▶ _Assigned task_:
Lift every line from the entries that includes the word "image".

▶ _Source material_:
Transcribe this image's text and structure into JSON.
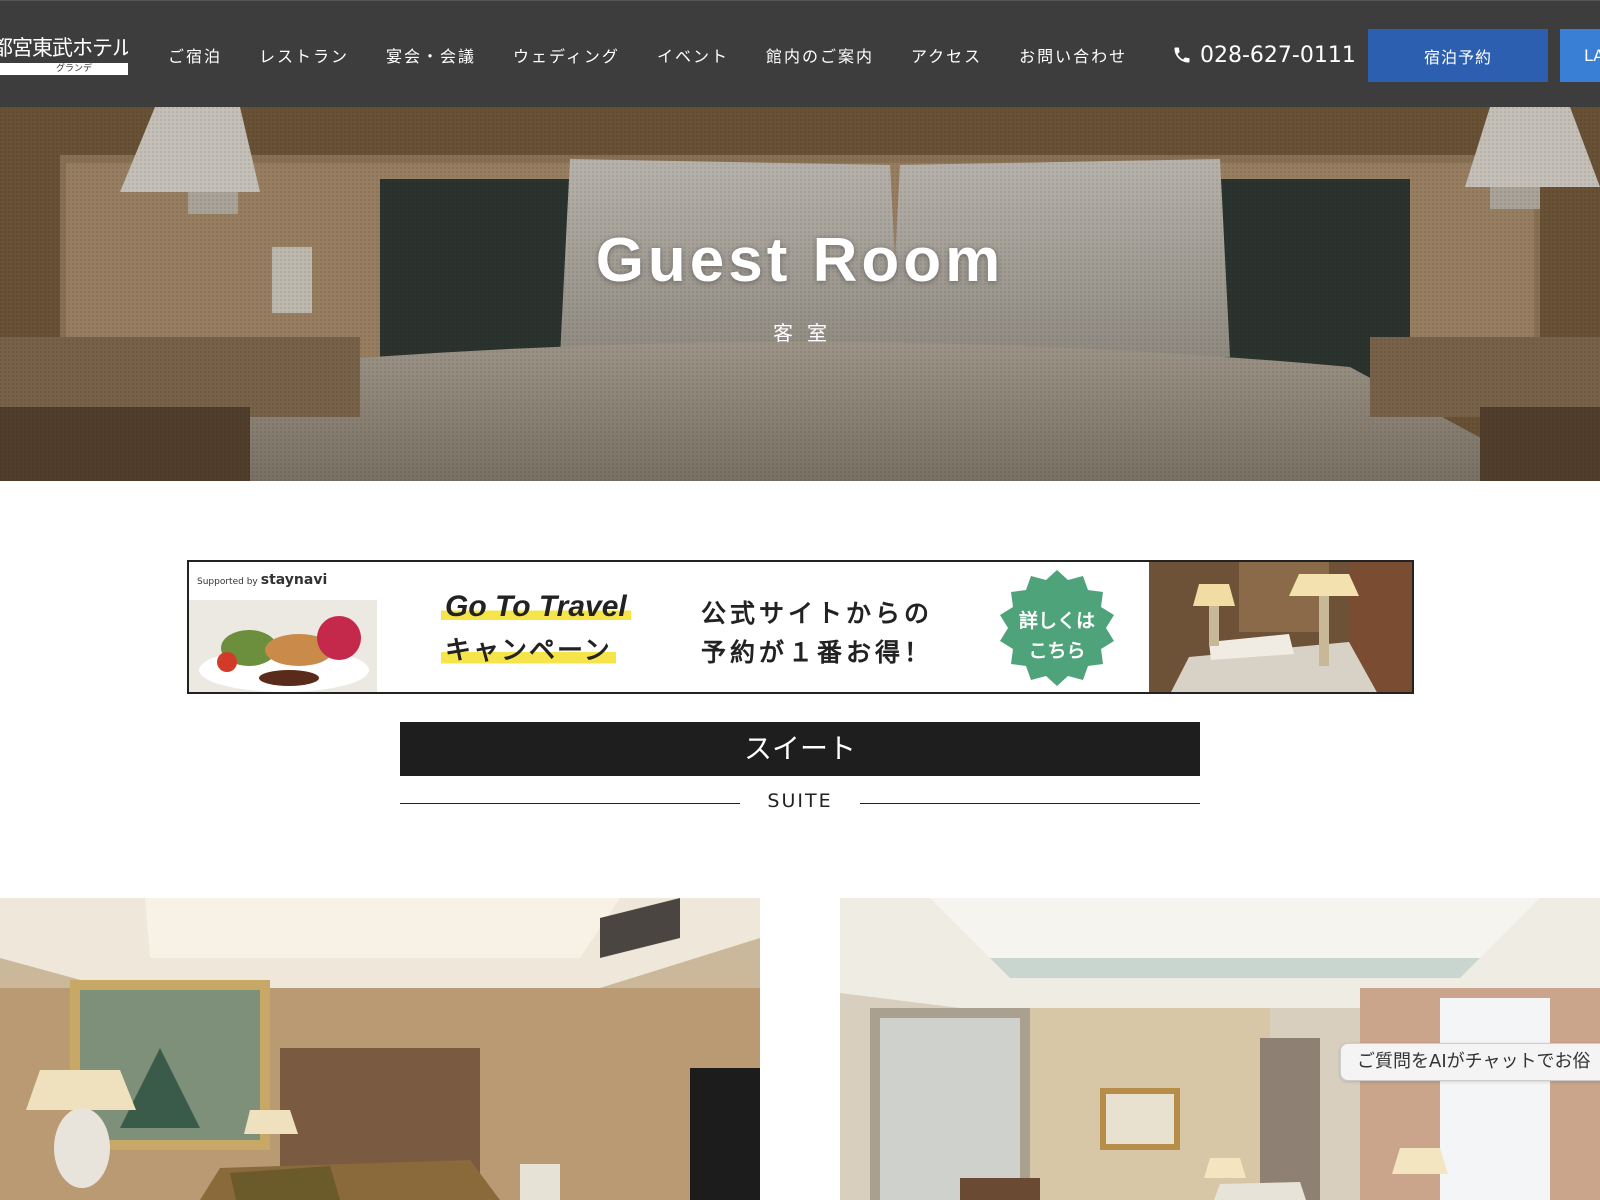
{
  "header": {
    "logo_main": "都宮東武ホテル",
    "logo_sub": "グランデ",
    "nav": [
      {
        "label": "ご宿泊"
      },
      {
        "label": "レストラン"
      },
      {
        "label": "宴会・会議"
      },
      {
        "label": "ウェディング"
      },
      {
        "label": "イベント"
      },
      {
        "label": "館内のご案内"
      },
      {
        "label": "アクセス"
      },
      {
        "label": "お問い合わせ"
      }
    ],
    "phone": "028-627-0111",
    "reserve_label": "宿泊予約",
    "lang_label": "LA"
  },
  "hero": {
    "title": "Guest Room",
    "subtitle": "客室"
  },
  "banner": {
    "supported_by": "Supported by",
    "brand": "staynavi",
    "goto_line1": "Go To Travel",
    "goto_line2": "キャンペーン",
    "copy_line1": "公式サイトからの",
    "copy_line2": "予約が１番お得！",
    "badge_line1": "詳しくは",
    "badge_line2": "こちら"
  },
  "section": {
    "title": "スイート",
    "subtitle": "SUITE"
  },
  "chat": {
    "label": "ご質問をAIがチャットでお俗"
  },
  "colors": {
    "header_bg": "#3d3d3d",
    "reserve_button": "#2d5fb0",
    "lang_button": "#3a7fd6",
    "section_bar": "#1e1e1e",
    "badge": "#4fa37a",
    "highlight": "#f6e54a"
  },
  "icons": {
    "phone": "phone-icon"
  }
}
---
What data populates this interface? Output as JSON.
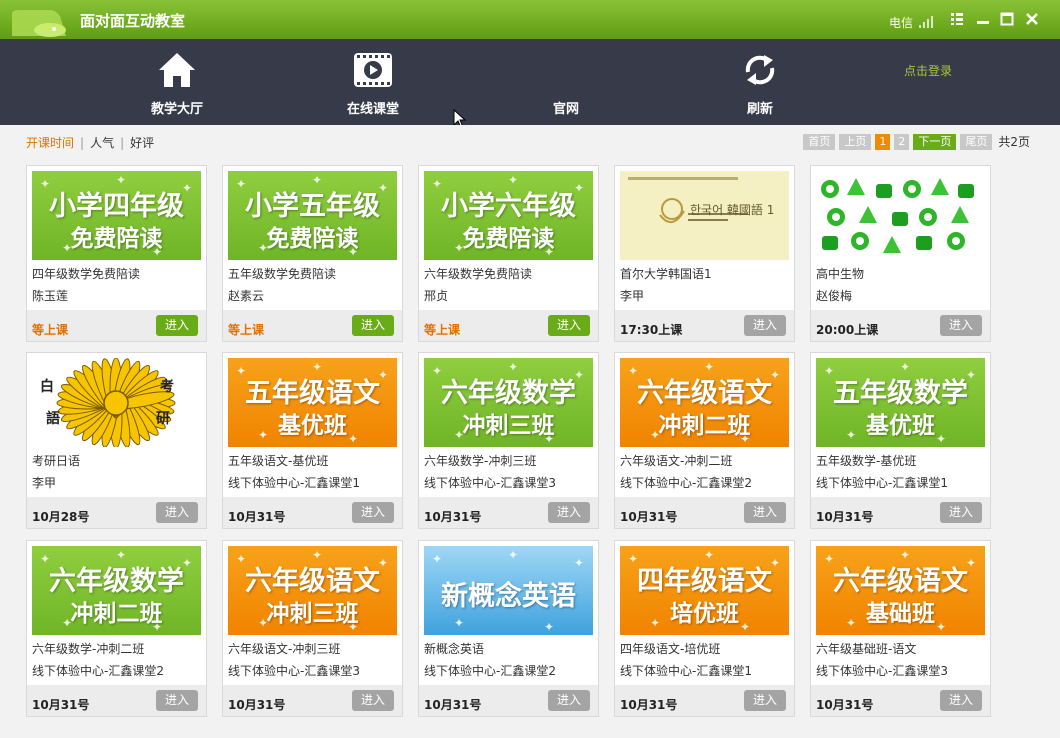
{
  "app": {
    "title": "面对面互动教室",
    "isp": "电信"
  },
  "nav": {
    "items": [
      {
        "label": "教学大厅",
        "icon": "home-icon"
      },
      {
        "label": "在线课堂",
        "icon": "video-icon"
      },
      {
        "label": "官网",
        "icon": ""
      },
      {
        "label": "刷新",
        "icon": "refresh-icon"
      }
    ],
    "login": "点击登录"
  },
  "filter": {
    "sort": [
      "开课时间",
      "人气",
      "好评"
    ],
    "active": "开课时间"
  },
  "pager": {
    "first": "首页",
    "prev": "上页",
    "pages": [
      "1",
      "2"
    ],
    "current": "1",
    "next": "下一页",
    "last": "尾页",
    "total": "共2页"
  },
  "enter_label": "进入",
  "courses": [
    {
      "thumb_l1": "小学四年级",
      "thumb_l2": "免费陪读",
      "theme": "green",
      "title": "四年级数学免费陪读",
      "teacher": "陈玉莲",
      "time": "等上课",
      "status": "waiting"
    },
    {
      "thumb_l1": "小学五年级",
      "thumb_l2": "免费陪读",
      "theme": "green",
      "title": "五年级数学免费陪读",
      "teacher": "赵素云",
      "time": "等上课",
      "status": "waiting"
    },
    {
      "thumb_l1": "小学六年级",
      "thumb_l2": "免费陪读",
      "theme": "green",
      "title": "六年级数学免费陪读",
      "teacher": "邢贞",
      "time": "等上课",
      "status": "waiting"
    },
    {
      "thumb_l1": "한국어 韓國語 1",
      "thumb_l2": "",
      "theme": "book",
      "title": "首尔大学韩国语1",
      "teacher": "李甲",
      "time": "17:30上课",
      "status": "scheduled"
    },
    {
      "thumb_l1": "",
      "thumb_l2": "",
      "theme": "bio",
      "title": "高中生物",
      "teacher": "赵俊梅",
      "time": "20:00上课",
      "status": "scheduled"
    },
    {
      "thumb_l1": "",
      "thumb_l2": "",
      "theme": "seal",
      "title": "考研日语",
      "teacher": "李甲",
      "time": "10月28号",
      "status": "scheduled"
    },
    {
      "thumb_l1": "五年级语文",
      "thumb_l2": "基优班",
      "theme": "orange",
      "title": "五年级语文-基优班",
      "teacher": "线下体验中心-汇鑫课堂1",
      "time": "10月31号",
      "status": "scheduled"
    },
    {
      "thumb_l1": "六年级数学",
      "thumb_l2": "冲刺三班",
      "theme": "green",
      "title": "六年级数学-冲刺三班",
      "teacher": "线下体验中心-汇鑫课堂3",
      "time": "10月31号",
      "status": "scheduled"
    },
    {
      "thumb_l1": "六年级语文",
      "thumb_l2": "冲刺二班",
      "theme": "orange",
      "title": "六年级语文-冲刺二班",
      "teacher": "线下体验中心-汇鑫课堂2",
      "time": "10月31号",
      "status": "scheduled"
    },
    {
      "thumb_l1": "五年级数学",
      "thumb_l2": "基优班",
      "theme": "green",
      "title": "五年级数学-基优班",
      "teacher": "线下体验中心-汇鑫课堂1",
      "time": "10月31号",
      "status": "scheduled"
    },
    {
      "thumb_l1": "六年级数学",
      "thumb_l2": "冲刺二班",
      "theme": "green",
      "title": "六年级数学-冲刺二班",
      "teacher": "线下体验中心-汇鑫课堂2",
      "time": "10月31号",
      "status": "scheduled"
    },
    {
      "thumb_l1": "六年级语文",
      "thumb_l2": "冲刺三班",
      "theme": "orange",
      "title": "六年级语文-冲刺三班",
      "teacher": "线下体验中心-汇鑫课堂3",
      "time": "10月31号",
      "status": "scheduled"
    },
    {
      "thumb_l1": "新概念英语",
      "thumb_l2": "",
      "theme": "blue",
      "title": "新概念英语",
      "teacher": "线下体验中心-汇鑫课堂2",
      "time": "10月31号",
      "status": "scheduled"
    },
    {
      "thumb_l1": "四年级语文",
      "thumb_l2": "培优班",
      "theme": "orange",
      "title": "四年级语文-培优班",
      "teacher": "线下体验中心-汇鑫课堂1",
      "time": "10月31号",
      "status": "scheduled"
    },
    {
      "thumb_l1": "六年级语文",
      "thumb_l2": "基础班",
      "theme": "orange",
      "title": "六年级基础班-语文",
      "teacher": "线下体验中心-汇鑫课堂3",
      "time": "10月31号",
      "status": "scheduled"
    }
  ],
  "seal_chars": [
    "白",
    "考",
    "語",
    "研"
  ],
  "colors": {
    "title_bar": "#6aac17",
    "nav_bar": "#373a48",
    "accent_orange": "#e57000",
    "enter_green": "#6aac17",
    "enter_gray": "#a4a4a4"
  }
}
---
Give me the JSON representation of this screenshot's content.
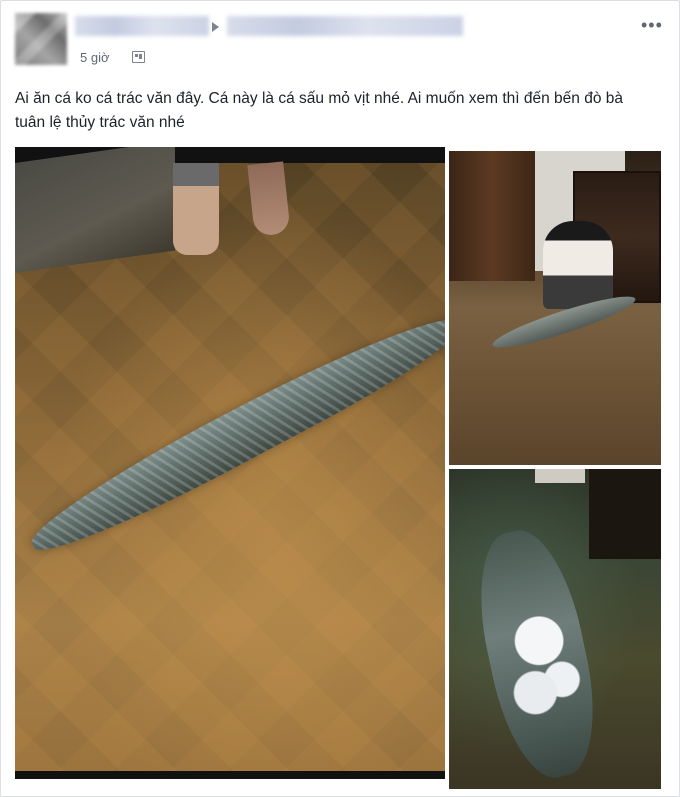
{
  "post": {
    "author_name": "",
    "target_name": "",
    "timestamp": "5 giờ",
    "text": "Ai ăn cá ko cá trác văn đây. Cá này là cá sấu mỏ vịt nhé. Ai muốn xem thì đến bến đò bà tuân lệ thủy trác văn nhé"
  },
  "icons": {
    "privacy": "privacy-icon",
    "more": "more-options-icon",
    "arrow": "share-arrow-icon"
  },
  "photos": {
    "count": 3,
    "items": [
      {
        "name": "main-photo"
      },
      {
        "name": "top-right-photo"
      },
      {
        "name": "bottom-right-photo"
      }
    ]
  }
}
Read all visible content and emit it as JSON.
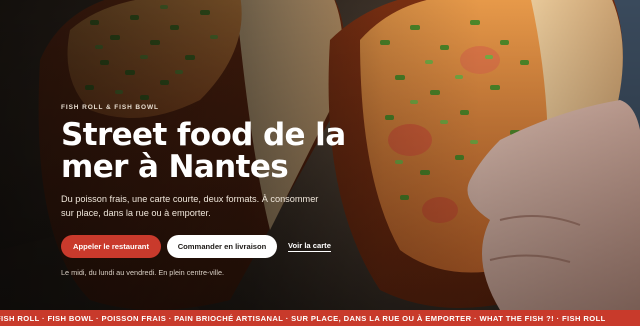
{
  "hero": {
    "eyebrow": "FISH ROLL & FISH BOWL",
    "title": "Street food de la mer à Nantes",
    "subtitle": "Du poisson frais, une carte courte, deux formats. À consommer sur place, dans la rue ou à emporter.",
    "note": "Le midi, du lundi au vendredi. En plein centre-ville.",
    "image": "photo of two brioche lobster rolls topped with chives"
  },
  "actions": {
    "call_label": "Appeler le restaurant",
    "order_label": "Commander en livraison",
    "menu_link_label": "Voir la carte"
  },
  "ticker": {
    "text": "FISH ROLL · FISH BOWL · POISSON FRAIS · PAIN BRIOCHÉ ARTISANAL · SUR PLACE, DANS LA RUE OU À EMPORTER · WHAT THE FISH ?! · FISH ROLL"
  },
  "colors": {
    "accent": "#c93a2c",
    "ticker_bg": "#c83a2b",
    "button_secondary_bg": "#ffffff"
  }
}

▶ _Solved exercise_:
Transcribe this image's text and structure into JSON.
    "image": "photo of two brioche lobster rolls topped with chives"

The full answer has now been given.